Stored entries
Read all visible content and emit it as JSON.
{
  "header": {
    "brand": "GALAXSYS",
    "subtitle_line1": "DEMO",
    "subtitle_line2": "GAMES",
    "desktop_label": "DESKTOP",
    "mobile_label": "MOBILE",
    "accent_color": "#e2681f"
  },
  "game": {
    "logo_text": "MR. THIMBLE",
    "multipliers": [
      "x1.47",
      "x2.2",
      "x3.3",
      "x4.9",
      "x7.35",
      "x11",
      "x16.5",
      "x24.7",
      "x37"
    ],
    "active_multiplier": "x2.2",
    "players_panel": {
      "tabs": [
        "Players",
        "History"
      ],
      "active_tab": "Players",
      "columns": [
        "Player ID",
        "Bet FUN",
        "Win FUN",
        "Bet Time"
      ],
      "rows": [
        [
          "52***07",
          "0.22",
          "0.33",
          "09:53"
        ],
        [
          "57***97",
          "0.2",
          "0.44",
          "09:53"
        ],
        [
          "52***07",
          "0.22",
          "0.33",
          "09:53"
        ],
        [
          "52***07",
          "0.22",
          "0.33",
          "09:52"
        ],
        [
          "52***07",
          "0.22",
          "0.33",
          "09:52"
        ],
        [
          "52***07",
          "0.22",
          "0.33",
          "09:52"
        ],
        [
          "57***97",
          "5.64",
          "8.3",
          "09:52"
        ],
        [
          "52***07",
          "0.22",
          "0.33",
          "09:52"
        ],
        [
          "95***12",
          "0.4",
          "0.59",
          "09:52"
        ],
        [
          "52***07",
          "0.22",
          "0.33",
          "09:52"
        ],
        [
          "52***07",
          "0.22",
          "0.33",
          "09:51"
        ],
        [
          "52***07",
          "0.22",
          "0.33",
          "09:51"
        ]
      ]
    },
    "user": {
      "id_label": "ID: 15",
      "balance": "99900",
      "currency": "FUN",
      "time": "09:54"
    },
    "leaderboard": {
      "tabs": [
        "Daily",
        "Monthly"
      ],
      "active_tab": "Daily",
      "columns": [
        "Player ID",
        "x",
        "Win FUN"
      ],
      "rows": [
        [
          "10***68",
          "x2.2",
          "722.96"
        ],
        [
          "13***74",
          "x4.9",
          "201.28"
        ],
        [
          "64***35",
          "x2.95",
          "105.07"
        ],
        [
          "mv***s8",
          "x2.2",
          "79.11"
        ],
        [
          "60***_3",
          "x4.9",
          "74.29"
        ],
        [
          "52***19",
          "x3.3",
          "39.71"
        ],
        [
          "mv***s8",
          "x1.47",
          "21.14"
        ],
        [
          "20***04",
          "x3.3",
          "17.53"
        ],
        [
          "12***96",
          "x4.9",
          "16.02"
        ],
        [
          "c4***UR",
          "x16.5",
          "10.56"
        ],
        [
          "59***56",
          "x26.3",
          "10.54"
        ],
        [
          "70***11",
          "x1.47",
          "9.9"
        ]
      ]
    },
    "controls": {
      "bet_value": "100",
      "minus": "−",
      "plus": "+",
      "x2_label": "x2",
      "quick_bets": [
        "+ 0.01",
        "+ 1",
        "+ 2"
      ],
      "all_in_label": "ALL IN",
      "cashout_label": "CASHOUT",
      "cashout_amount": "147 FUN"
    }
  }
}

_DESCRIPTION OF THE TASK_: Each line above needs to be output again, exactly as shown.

_ANSWER BOX_:
Read all visible content and emit it as JSON.
{
  "header": {
    "brand": "GALAXSYS",
    "subtitle_line1": "DEMO",
    "subtitle_line2": "GAMES",
    "desktop_label": "DESKTOP",
    "mobile_label": "MOBILE",
    "accent_color": "#e2681f"
  },
  "game": {
    "logo_text": "MR. THIMBLE",
    "multipliers": [
      "x1.47",
      "x2.2",
      "x3.3",
      "x4.9",
      "x7.35",
      "x11",
      "x16.5",
      "x24.7",
      "x37"
    ],
    "active_multiplier": "x2.2",
    "players_panel": {
      "tabs": [
        "Players",
        "History"
      ],
      "active_tab": "Players",
      "columns": [
        "Player ID",
        "Bet FUN",
        "Win FUN",
        "Bet Time"
      ],
      "rows": [
        [
          "52***07",
          "0.22",
          "0.33",
          "09:53"
        ],
        [
          "57***97",
          "0.2",
          "0.44",
          "09:53"
        ],
        [
          "52***07",
          "0.22",
          "0.33",
          "09:53"
        ],
        [
          "52***07",
          "0.22",
          "0.33",
          "09:52"
        ],
        [
          "52***07",
          "0.22",
          "0.33",
          "09:52"
        ],
        [
          "52***07",
          "0.22",
          "0.33",
          "09:52"
        ],
        [
          "57***97",
          "5.64",
          "8.3",
          "09:52"
        ],
        [
          "52***07",
          "0.22",
          "0.33",
          "09:52"
        ],
        [
          "95***12",
          "0.4",
          "0.59",
          "09:52"
        ],
        [
          "52***07",
          "0.22",
          "0.33",
          "09:52"
        ],
        [
          "52***07",
          "0.22",
          "0.33",
          "09:51"
        ],
        [
          "52***07",
          "0.22",
          "0.33",
          "09:51"
        ]
      ]
    },
    "user": {
      "id_label": "ID: 15",
      "balance": "99900",
      "currency": "FUN",
      "time": "09:54"
    },
    "leaderboard": {
      "tabs": [
        "Daily",
        "Monthly"
      ],
      "active_tab": "Daily",
      "columns": [
        "Player ID",
        "x",
        "Win FUN"
      ],
      "rows": [
        [
          "10***68",
          "x2.2",
          "722.96"
        ],
        [
          "13***74",
          "x4.9",
          "201.28"
        ],
        [
          "64***35",
          "x2.95",
          "105.07"
        ],
        [
          "mv***s8",
          "x2.2",
          "79.11"
        ],
        [
          "60***_3",
          "x4.9",
          "74.29"
        ],
        [
          "52***19",
          "x3.3",
          "39.71"
        ],
        [
          "mv***s8",
          "x1.47",
          "21.14"
        ],
        [
          "20***04",
          "x3.3",
          "17.53"
        ],
        [
          "12***96",
          "x4.9",
          "16.02"
        ],
        [
          "c4***UR",
          "x16.5",
          "10.56"
        ],
        [
          "59***56",
          "x26.3",
          "10.54"
        ],
        [
          "70***11",
          "x1.47",
          "9.9"
        ]
      ]
    },
    "controls": {
      "bet_value": "100",
      "minus": "−",
      "plus": "+",
      "x2_label": "x2",
      "quick_bets": [
        "+ 0.01",
        "+ 1",
        "+ 2"
      ],
      "all_in_label": "ALL IN",
      "cashout_label": "CASHOUT",
      "cashout_amount": "147 FUN"
    }
  }
}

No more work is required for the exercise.